● Aim of the task: Go through the records and count the lines where the string "deal" occurs. Reply with the number only.

(Component data from apps and pages)

************

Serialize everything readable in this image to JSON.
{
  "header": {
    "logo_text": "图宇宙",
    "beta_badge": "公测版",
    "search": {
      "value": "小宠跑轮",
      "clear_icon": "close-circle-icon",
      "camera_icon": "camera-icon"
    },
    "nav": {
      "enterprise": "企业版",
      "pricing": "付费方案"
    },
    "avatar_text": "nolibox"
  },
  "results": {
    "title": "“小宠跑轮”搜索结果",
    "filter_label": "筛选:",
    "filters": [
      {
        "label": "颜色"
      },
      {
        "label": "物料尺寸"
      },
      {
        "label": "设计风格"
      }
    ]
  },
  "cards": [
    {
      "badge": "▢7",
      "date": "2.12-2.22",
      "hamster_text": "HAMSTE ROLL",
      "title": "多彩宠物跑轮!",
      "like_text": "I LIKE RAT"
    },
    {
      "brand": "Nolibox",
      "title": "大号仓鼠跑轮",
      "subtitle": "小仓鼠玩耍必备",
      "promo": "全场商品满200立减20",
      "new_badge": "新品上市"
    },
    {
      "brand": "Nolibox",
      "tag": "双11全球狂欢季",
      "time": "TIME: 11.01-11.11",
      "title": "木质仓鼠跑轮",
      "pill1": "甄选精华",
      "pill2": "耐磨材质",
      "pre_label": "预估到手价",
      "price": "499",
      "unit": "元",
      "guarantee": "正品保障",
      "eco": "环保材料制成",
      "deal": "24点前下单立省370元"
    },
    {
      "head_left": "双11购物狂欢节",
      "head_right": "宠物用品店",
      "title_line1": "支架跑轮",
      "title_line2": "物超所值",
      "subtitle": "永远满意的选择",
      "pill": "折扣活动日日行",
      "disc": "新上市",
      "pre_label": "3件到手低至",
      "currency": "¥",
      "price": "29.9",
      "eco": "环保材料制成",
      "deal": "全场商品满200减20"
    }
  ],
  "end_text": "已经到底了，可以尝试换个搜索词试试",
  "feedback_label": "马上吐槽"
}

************

● Answer box: 2